Australian PrehistoryHistory - AustralianAustralian CultureAustralian SportAustralian IdentityAustralian animals

Argentina
Emotion & innovation

America
Group vs individual

China
Tradition & change

Canadacanada
Cults of multiculturalism

England
Warden & Convicts

France
Failed revolutionaries

Germany
Thinkers and Drinkers

Ireland
Immigration and emmigration

India Cultural Differences Between Australia and India
Convicts and Maharajas

Indonesia
Colonial masters

 

Japan
Samurai & Convicts

New Zealand
Convicts vs Do gooders

Papua New Guinea
Chiefs and Elites

South Africa
Kaffirs and Convicts

South Korea
The middle-powers

Australia is a big country

Cultural Intelligence in Australia

Cultural Intelligence (CQ) refers to a person's capability to function effectively in situations characterized by cultural diversity. It is particularly important in a country like Australia where around one in two Australians were either born abroad or have at least one parent abroad.

Ironically, many Australians consider the recognition of cultural diversity to be a taboo topic that is akin to racism. In the words of Denis Dragovi, honoury fellow at the University of Melbourne:

“In Australia, discussing differences of culture and religion is often frowned upon. The popular response is to present an image of compassion and universalism, but this misplaced projection of common humanity reflects a dangerous mix of arrogance and ignorance.” 

Admittedly, within every population there is a diversity of individual personality types. For example, introverts from China and Australia may have more in common with each other than with extroverts from their respective countries. In that regard, there is such a thing as universal humanity. Nevertheless, some of the individuals in each population will have a variety of social identities based on things such as gender, religion, nationalism or race. The myths of these social identities will govern how the individual behaves in specific situations. Furthermore, the individuals will have expectations of what constitutes "proper" conduct based upon the economic, linguistic, environmental and historical influences of their places of origin. In that regard, individuals from different cultures often have significant differences that need to be considered in order for offence not to be taken and cross-cultural education to be realised.

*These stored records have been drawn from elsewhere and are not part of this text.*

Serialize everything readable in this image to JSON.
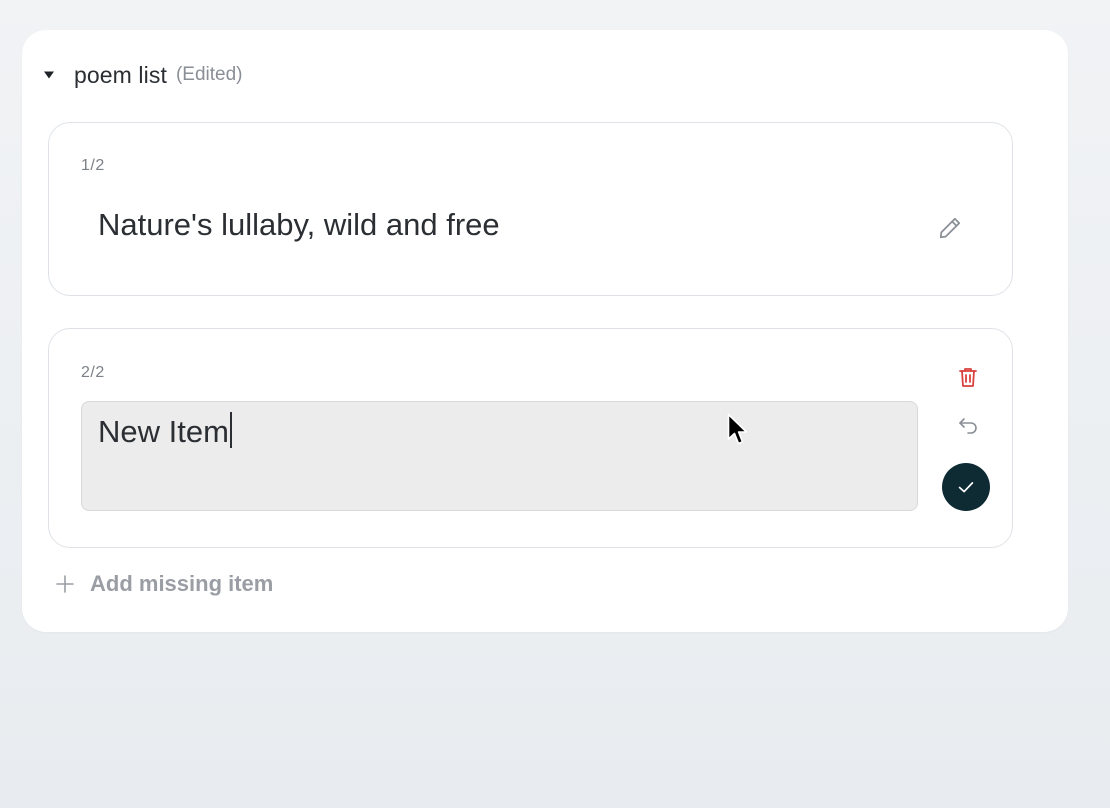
{
  "list": {
    "title": "poem list",
    "status": "(Edited)"
  },
  "items": [
    {
      "counter": "1/2",
      "text": "Nature's lullaby, wild and free"
    },
    {
      "counter": "2/2",
      "value": "New Item"
    }
  ],
  "add_item": {
    "label": "Add missing item"
  },
  "colors": {
    "delete": "#d9423f",
    "confirm": "#0e2a33",
    "muted": "#8a8f96"
  },
  "icons": [
    "caret-down-icon",
    "pencil-icon",
    "trash-icon",
    "undo-icon",
    "check-icon",
    "plus-icon",
    "mouse-pointer-icon"
  ]
}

The comparisons on this site identify certain patterns and approaches that distinguish a large number of Australians from a large number of people in another country. These kinds of patterns have a tendency to give rise to myths of cultural identities that some individuals will embrace and other individuals will reject. In other words, the differences mentioned in this site only aply to some of the people some of the time. Effective cultural intelligence is therefore identifying which individuals the cultural patterns are applicable to.